Dyslexia tends to run in families and affects as many as one in five children. Dyslexia is a language-based difficulty which affects mainly literacy (reading and spelling) but also affects speech and language amongst other areas.
Early tell-tale signs of dyslexia are visible even before a child learns to read.
Children do develop literacy at different rates, however if a child is still struggling with reading after about a year of instruction, early intervention is very important.
Children with reading difficulties in the early school years do not tend to naturally catch up with their peers without some intervention, and the gap between typical readers and readers with dyslexia is already present by Senior Infants.
Sometimes dyslexia can go unnoticed in primary school years and only really come to the fore in secondary school when reading demands increase substantially.
Dyslexia is lifelong but children with dyslexia can be taught to read and spell well with appropriate evidence-based supports in place. It is important for a child’s self-esteem that they (and others in their environment) understand that dyslexia does not affect intelligence – there should be an emphasis on individual strengths.
Many children with dyslexia excel in the classroom if supported in the right way.
Many children with dyslexia excel in the classroom if supported in the right way. Sometimes difficulties with dyslexia can go unnoticed in primary school years and only really come to the fore in secondary school when reading and writing demands increase substantially. Effective interventions can be put in place at any age, although it is important to act as early as possible.
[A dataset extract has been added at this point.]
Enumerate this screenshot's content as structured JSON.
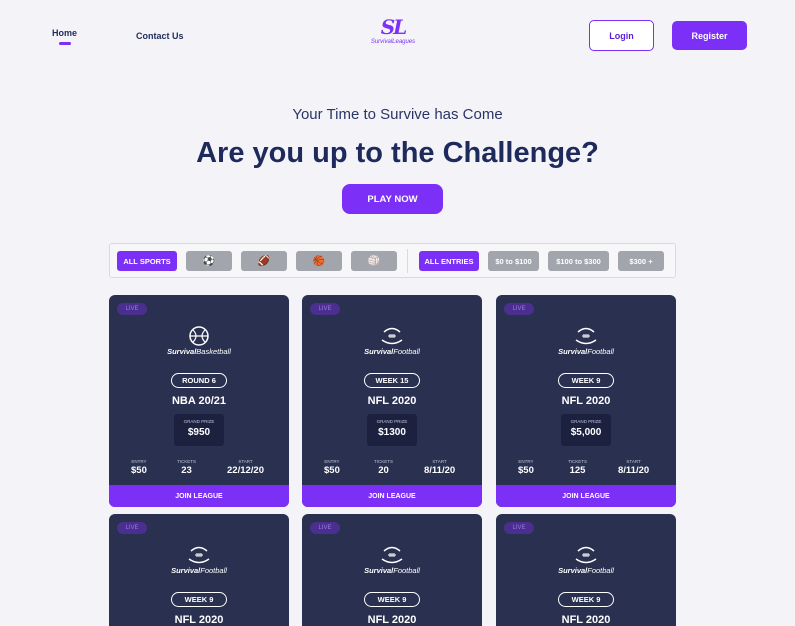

If dyslexia is suspected parents are strongly encouraged to pursue formal assessment by an educational psychologist.
Teachers and special education teachers with extra training in dyslexia, dyslexia tutors, and speech and language therapists can provide appropriate interventions for dyslexia. Importantly, we don’t want to wait for a formal diagnosis before acting on suspected dyslexia because waiting lists are long and much can be done in the interim to reduce the impact of dyslexia.
A speech and language therapist is an expert in oral language, which serves as the foundation for literacy.
Most people think that dyslexia causes people to reverse letters and words, however a more significant issue is a difficulty with recognising phonemes (the individual sounds of speech, such as the “b” sound in “big”).
Speech and language therapists evaluate all language domains:
listening, speaking, reading and writing and create therapy plans to address any deficiencies.
A speech and language therapist can support dyslexia thoroughly by working with the following areas: phonological awareness skills, reading skills, spelling, writing, language and reading comprehension, articulation, expressive language, sound-letter knowledge, word-finding skills, auditory processing, and short-term working memory, for example.
Speech and language therapists evaluate all language domains: listening, speaking, reading and writing and create therapy plans to address any deficiencies.
As a parent concerned about your child’s literacy, please don’t hesitate to reach out.
If your child does have dyslexia, early intervention is most effective. The good news is there are a lot of evidence-based interventions available to support your family.
So what can parents do to support dyslexia?
- Familiarise yourself with the facts about Dyslexia. (A good place to start is Dyslexia 101 which you can get here).
- Reading to your child at a higher level than they can read themselves will be beneficial for comprehension and vocabulary development which in turn is vital for literacy development.
- Reading aloud together with your child most evenings at their fluency level where they are comfortably reading about 19 out of 20 words correctly, with the parent gently correcting any errors, is one of the single most meaningful things parents can do at home to support more fluent reading.
- Encouraging reading for pleasure is also important, as well as building reading comprehension skills, where parents can help children to relate new information being read to information that is already known i.e. finding personal links to the text. (Adding an example – when reading about a dog that has run away, linking this event to any experiences the child has had with the running away of his own pet, or the pet of someone he knows perhaps…)
If your child has not had any formal diagnosis, and some of the above information has resonated with you, please take our checklist below for the appropriate stage your child is currently at.
If, after completing it, you answer Yes, to THREE OR MORE of the questions, please get in touch with us.